“A mind that is stretched by a new experience can never go back to its old dimensions.” -Oliver Wendell Holmes, Jr.
Travel is my thing.
I love seeing new places, eating new foods, meeting new people, and experiencing new things.
Maybe the travel bug got me early, from moving many times across and around the United States growing up. From there, traveling the world had me hooked. Japan for three months at age 16. Paris at 15. New York City many times as a teen. New Orleans for a few years as newlyweds. And now, I live in Prague with my family, and we have the immense privilege of traveling Europe from our doorstep.
We learn things when we travel, I think. And the more we travel, the more we learn. Even traveling within one country, we learn to navigate accents (deep South, y’all?), clothing, food, hobbies and sports. Everything is different when we travel.
Now that I’m grown and I live with my family in Europe, we travel through languages and currencies, often. It isn’t easy, but it oozes with adventure. And, the more I travel and see, the more I realize that I have a habit of wanting to do more than tour a city on a bus. I enjoy really seeing things, and really experiencing a place. Sure, most mass tours walk or drive by tourist spots and show the highlights of a city or country. But perhaps there is more to a place than seeing the hot spots.
Maybe there is a way to experience the heart of a city or country … it might involve not getting all of the notable spots on the map, but it involves slowing down and letting the place seep in at its own time.
I enjoy traveling the offbeat paths set for the heart of a place, by first watching what the locals do, and then trying something similar. To me, this is the key to really experiencing their place.
In Prague (where we have lived for 2 years), I enjoy strolling on the Charles Bridge (Karlovy Most, built in 1357) in the morning, as the fog dissipates, and having coffee there before the tourist crowds hit.
In Amsterdam (where I traveled with my Dutch friend), I learned to ride a big red bike like the locals do, en masse, as their primary means of transportation around the city.
In Rome, I love to walk the Spanish Steps and look out over the city, and stand in the Pantheon (built in 126 AD), below the massive dome and its ancient oculus open to the sky.

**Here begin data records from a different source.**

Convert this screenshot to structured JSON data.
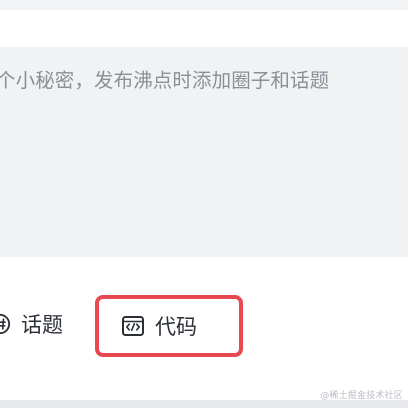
{
  "editor": {
    "placeholder": "个小秘密，发布沸点时添加圈子和话题"
  },
  "toolbar": {
    "topic_label": "话题",
    "code_label": "代码"
  },
  "watermark": "@稀土掘金技术社区",
  "colors": {
    "highlight": "#e8484f",
    "text": "#2b2f36",
    "placeholder": "#8b8f97",
    "editor_bg": "#f1f2f4"
  },
  "icons": {
    "topic": "hash-circle-icon",
    "code": "code-box-icon"
  }
}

In the Austrian Alps, I love sitting in a mountain hutte, surrounded by boisterous mountaineers drinking beer by the stein-full.
In Dubrovnik, I loved sitting beside the old fortress walls, watching the boats pass the lighthouses and come into the shelter of the harbor.
This coming week, we’ll be driving down and through Italy for our fall holiday. I’ll marvel as Autostrada drivers dart into the petrol stations and refuel themselves with a standing espresso. I can’t wait to watch with wide eyes as women with kerchiefed heads beat olive trees with long poles, harvesting the olives onto white cotton sheets. I love the fresh amazement at Vespas and their drivers darting between narrow alleys strung with fresh laundry.
To travel is to experience another place, people, and culture. And by watching and learning the natives and their daily lives, travelers can begin to understand just how similar we really are, and find meaning in the cultural differences.
How do you enjoy experiencing a new place? What is your favorite habit when you travel somewhere new?